Better Business Bureau warns if you are traveling this summer and taking advantage of free WiFi, double check before connecting your device. Scammers use fake WiFi hotspots to steal personal information or gain access to your device.
“Say you’re at a coffee shop, airport, hotel lobby, or other public place, and you want to connect to the WiFi. You search for connections and find one nearby. It may be labeled something generic like ‘Free Public Wi-Fi.’ This may look harmless, but don’t connect, it could be a scam,” BBB’s Emily Valla explains.
Valla says some fake WiFi hotspots claim to be charging a small fee to use the connection. After a user connects, they are prompted to enter credit card information. This information is then shared with the scammer.
According to BBB, in another version of this scam, hackers insert themselves between your computer and the WiFi connection.
“Everything you do online, such as make a purchase or log into an account, is now transmitted through the scammer’s computer. This means they can now access any passwords, credit card information, and other data you’ve entered online,” Valla said.
Valla advises, as a rule, be careful how you use public WiFi.

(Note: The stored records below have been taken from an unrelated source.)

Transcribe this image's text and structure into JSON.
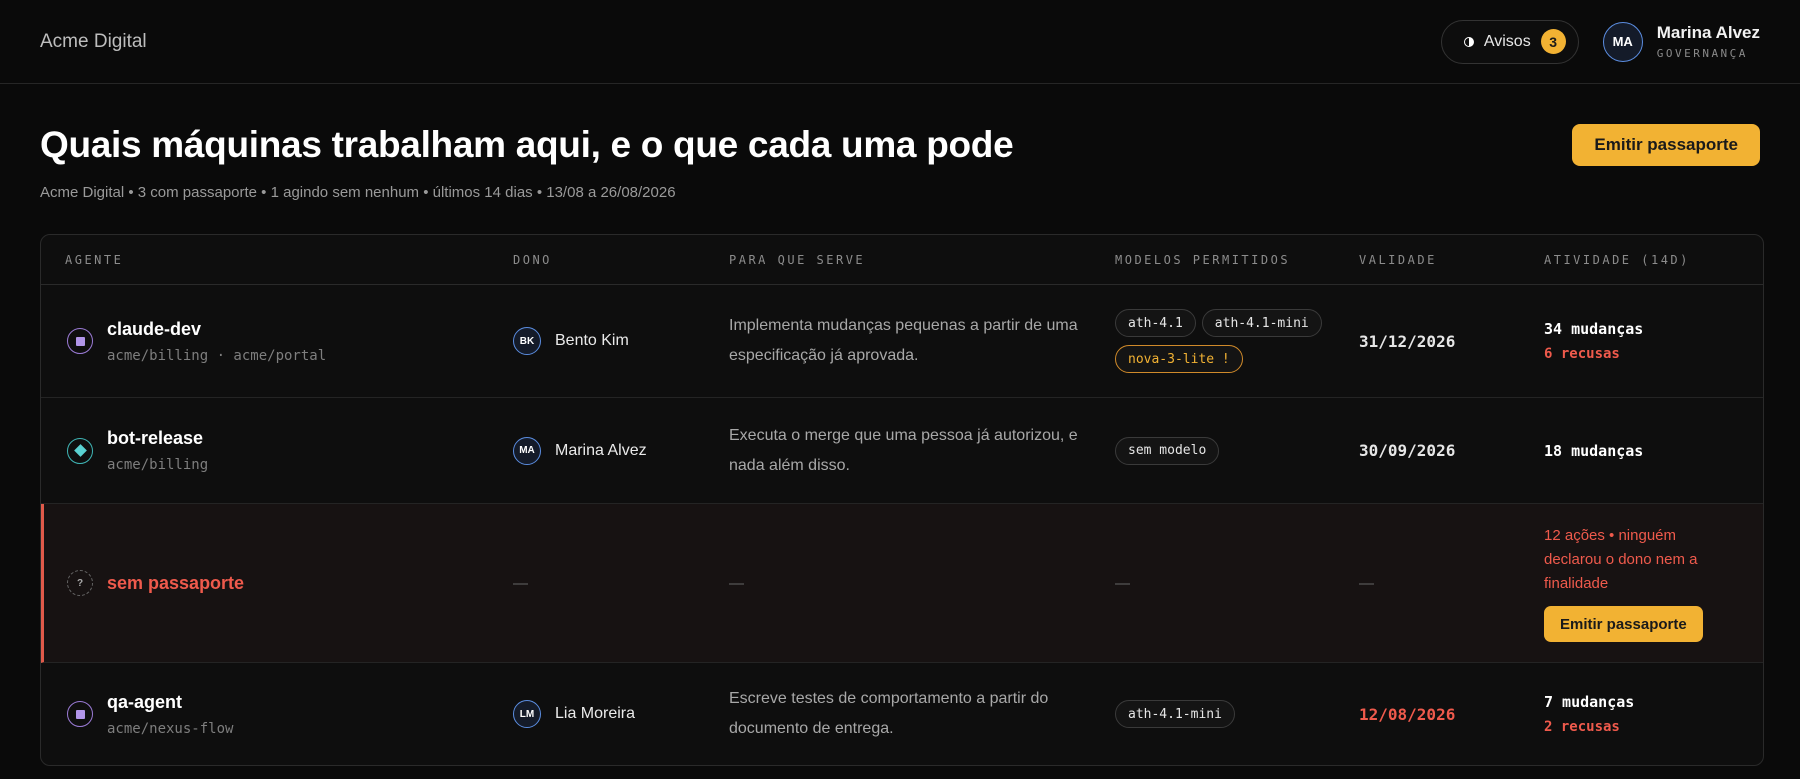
{
  "topbar": {
    "brand": "Acme Digital",
    "notices_label": "Avisos",
    "notices_count": "3",
    "user": {
      "initials": "MA",
      "name": "Marina Alvez",
      "role": "GOVERNANÇA"
    }
  },
  "header": {
    "title": "Quais máquinas trabalham aqui, e o que cada uma pode",
    "subtitle": "Acme Digital • 3 com passaporte • 1 agindo sem nenhum • últimos 14 dias • 13/08 a 26/08/2026",
    "issue_button": "Emitir passaporte"
  },
  "table": {
    "columns": [
      "AGENTE",
      "DONO",
      "PARA QUE SERVE",
      "MODELOS PERMITIDOS",
      "VALIDADE",
      "ATIVIDADE (14D)"
    ],
    "rows": [
      {
        "agent": "claude-dev",
        "repos": "acme/billing · acme/portal",
        "owner_initials": "BK",
        "owner": "Bento Kim",
        "purpose": "Implementa mudanças pequenas a partir de uma especificação já aprovada.",
        "models": [
          "ath-4.1",
          "ath-4.1-mini",
          "nova-3-lite !"
        ],
        "validity": "31/12/2026",
        "activity": "34 mudanças",
        "refusals": "6 recusas"
      },
      {
        "agent": "bot-release",
        "repos": "acme/billing",
        "owner_initials": "MA",
        "owner": "Marina Alvez",
        "purpose": "Executa o merge que uma pessoa já autorizou, e nada além disso.",
        "models": [
          "sem modelo"
        ],
        "validity": "30/09/2026",
        "activity": "18 mudanças"
      },
      {
        "agent": "sem passaporte",
        "icon_glyph": "?",
        "placeholder": "—",
        "warning": "12 ações • ninguém declarou o dono nem a finalidade",
        "button": "Emitir passaporte"
      },
      {
        "agent": "qa-agent",
        "repos": "acme/nexus-flow",
        "owner_initials": "LM",
        "owner": "Lia Moreira",
        "purpose": "Escreve testes de comportamento a partir do documento de entrega.",
        "models": [
          "ath-4.1-mini"
        ],
        "validity": "12/08/2026",
        "activity": "7 mudanças",
        "refusals": "2 recusas"
      }
    ]
  },
  "colors": {
    "accent": "#f2b233",
    "danger": "#ef5a4c",
    "background": "#0a0a0a"
  }
}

“When using a hotspot to log into an account or make a purchase, be sure the site is fully encrypted. Use ‘https.’ Better yet, never enter private information over public WiFi,” Valla said.